Attractor traps are covered with a glue inside which the male butterflies stick. Above all, they provide good control over the activity of the male codling moth
Biological control of codling moth
The granulosis virus concentrate is diluted in a sprayer with water (left) and then sprayed into the crown of the apple tree (right). Be sure to thoroughly wet all leaves and shoots
Biological control with granulosis virus preparations (for example "Madex Max") is very effective in catching the newly hatched caterpillars on their way from egg to fruit. Since this hike takes only a few days, it's difficult to get the timing right. This is where the pheromone trap helps, because it helps to determine the altitude of the moths. Depending on the climate and weather, it is between mid-May and mid-June. Mix the biological preparation exactly as per the package instructions. It is especially effective against codling moths, is safe for bees, beneficials and other living things and is also used in organic farming. With the help of a conventional clean garden sprayer you bring out the mixture and spray the whole tree thoroughly with it. Because the larvae must directly ingest the drug, the granulosis virus, before drilling into the fruit, and because new animals hatch on a regular basis, the application must be performed three times every eight days or so. In warm summers and regions, a second generation is developing.
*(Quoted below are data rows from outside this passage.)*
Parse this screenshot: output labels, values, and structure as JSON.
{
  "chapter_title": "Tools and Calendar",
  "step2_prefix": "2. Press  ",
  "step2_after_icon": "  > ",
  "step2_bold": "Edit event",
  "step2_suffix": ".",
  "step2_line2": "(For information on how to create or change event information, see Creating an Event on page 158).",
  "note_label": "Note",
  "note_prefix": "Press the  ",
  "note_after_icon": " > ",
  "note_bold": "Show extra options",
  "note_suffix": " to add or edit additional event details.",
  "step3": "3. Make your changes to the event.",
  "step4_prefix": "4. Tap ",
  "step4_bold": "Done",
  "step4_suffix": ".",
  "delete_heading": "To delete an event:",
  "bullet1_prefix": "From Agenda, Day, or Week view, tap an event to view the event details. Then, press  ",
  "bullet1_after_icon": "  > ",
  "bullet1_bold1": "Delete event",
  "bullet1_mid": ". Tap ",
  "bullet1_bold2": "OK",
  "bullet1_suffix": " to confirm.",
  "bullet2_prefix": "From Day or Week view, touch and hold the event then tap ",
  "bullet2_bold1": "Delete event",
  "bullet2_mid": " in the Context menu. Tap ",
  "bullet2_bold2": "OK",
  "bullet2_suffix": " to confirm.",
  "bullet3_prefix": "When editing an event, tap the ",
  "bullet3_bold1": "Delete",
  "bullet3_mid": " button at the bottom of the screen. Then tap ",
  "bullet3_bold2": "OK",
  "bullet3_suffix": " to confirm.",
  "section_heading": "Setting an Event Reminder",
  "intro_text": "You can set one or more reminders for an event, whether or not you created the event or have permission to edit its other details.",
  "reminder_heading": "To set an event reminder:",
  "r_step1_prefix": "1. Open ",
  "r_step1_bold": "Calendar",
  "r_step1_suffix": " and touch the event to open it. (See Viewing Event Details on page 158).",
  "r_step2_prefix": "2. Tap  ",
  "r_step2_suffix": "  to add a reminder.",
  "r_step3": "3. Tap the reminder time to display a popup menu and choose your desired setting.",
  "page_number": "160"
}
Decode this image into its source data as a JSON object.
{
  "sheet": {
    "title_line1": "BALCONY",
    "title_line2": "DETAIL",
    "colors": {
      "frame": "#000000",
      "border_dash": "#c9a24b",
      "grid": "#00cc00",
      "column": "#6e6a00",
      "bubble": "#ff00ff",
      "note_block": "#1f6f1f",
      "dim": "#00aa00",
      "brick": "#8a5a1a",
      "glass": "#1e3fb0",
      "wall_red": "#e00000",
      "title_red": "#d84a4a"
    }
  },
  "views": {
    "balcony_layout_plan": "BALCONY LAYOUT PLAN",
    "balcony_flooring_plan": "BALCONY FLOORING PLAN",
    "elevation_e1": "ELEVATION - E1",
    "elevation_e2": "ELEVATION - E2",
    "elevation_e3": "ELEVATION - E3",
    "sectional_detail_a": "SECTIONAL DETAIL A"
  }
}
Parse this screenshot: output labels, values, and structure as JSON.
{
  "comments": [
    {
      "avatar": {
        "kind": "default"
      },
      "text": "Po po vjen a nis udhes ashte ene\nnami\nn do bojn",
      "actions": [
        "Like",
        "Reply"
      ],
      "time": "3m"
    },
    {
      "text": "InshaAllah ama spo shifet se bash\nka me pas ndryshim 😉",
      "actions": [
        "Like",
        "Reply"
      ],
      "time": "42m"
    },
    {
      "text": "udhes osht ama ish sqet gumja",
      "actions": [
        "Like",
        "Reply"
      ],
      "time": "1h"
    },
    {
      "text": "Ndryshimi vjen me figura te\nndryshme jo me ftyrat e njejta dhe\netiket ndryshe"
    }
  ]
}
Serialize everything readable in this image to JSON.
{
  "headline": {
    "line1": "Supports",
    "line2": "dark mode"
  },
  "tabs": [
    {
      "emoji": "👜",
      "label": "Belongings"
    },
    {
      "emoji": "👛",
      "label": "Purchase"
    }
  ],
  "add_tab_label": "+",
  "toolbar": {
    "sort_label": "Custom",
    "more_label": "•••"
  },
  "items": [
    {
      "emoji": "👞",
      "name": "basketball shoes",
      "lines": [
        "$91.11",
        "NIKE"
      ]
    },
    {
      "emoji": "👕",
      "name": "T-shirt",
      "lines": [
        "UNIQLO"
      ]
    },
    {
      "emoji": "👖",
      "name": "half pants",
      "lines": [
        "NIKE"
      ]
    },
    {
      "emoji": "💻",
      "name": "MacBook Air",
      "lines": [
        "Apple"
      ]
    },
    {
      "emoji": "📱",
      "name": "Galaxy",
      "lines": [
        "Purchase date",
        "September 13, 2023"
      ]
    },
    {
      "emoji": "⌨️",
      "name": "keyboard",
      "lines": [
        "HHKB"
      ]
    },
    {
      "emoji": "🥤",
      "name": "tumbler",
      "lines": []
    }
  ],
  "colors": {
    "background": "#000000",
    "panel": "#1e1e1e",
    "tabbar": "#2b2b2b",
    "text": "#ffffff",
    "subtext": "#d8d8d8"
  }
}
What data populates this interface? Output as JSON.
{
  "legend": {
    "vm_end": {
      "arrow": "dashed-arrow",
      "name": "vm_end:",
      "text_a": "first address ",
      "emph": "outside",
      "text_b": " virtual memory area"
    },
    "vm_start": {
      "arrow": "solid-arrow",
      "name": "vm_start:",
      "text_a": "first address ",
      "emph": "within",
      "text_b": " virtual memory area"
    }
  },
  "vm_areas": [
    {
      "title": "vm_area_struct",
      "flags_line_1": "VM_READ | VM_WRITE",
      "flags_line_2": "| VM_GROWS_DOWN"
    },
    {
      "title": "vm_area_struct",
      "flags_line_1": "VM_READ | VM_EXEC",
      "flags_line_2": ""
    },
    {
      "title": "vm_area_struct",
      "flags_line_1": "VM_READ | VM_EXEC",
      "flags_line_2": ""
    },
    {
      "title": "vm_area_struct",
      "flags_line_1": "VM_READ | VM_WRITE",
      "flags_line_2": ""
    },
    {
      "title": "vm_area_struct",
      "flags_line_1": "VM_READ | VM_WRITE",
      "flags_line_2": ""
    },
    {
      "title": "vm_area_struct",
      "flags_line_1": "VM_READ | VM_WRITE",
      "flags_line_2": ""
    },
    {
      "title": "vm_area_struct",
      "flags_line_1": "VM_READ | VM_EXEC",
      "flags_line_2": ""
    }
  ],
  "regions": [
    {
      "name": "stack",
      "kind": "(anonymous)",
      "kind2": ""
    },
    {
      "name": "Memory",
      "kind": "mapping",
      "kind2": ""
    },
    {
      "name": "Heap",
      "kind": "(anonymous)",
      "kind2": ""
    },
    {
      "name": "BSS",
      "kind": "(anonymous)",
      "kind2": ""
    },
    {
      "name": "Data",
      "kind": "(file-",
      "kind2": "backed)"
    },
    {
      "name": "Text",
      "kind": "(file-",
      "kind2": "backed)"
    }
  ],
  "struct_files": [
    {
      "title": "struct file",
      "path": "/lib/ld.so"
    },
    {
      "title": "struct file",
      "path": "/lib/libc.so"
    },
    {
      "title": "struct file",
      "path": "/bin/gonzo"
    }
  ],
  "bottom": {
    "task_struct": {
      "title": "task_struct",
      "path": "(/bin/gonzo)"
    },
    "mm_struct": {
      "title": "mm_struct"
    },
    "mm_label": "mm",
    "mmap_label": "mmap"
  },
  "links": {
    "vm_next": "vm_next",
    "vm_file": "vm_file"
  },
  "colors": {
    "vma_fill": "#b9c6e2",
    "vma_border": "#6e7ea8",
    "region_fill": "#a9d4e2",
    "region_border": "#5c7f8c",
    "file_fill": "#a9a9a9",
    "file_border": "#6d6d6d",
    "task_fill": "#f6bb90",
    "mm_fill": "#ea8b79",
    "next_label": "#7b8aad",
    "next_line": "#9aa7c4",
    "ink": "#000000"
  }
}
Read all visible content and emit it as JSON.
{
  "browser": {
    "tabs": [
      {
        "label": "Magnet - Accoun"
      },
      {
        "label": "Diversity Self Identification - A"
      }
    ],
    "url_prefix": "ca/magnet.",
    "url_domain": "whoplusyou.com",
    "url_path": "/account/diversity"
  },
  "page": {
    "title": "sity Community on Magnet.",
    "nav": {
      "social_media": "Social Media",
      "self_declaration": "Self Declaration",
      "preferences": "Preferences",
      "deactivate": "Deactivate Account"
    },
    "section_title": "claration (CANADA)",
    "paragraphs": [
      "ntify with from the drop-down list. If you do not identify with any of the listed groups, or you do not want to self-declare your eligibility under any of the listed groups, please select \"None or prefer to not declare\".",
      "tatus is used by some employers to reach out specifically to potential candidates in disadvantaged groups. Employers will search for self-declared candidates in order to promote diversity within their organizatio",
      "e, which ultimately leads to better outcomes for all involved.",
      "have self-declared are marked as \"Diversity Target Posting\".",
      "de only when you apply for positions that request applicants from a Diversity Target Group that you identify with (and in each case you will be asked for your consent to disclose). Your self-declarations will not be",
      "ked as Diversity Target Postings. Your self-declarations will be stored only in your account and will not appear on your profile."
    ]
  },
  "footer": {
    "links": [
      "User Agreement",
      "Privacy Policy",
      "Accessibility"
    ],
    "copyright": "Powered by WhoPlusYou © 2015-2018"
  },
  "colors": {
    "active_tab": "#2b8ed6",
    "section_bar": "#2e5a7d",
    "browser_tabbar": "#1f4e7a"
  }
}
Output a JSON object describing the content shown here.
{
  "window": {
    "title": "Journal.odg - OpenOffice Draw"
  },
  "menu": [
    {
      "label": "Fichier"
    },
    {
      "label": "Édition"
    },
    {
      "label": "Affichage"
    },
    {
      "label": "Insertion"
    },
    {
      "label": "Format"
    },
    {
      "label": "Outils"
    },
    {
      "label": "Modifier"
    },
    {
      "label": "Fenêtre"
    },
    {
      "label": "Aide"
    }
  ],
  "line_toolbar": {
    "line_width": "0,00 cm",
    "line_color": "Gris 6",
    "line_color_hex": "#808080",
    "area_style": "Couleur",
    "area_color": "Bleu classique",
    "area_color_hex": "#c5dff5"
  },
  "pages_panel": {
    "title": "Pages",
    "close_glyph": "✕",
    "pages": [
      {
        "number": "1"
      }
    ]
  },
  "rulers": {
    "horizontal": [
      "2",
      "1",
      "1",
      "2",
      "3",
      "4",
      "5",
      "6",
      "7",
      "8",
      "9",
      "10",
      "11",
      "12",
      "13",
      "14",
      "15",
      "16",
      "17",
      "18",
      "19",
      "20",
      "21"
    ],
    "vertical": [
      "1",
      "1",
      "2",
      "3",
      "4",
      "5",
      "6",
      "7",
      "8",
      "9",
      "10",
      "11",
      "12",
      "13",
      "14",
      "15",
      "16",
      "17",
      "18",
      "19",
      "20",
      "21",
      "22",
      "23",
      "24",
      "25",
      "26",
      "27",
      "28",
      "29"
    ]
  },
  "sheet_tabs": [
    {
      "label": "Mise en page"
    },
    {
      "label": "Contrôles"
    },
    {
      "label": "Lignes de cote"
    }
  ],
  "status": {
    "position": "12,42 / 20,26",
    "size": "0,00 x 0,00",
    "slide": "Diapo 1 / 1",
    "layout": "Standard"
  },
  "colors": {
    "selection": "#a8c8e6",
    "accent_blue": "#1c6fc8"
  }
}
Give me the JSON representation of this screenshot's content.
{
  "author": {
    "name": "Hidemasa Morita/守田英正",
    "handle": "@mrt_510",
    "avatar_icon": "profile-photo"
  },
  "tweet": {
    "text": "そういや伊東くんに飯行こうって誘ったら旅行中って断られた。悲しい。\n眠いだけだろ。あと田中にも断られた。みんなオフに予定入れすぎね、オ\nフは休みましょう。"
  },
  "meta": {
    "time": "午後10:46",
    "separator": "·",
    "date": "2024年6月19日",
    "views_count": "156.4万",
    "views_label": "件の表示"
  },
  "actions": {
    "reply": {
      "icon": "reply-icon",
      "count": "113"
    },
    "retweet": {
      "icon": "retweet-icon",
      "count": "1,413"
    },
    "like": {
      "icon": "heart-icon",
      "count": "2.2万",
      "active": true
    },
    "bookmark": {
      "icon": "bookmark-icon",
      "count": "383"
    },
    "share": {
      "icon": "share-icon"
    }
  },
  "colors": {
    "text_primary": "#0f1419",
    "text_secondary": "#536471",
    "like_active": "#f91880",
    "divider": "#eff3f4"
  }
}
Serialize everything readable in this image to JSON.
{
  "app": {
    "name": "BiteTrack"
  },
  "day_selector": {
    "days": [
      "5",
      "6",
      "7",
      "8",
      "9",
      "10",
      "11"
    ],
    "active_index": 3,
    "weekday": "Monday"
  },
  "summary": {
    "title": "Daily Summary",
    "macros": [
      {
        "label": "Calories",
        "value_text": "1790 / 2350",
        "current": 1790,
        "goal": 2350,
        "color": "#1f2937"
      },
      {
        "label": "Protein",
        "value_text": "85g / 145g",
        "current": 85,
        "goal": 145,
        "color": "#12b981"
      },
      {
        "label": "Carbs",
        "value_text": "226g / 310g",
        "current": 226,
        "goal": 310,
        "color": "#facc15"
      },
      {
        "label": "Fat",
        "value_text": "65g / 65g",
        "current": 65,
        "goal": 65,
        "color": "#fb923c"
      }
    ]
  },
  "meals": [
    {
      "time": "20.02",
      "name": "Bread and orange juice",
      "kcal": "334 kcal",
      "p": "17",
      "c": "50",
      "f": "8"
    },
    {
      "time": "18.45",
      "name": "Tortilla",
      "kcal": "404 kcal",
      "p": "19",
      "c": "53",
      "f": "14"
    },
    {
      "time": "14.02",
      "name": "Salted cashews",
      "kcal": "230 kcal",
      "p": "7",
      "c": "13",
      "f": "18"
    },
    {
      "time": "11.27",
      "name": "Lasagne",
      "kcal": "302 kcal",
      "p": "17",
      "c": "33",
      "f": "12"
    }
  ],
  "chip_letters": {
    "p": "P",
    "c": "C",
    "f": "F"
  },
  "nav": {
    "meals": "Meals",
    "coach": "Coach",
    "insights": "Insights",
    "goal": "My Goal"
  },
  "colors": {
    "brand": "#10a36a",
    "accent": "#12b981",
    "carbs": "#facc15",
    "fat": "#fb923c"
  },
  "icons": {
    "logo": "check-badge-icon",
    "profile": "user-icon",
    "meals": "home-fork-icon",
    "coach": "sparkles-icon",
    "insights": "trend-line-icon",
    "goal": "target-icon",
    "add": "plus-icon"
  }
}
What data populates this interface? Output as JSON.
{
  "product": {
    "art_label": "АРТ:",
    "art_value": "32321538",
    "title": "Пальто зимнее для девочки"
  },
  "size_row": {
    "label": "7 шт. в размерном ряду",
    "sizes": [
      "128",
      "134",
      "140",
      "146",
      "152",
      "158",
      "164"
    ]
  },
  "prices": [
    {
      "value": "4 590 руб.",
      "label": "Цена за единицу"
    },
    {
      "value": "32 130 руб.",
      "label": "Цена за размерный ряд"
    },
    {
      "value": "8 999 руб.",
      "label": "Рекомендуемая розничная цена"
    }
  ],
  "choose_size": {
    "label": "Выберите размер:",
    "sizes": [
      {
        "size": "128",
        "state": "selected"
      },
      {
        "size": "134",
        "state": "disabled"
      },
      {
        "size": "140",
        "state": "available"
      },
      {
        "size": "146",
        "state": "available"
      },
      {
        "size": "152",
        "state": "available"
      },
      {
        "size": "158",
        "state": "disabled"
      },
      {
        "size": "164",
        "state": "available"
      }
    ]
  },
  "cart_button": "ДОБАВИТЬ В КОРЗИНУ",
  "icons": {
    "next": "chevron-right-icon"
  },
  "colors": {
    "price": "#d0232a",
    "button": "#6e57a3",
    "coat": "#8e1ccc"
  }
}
Therefore, the procedure is repeated from the end of July / beginning of August. Timely suspended adhesive traps provide information about the degree of infestation and the correct time of injection.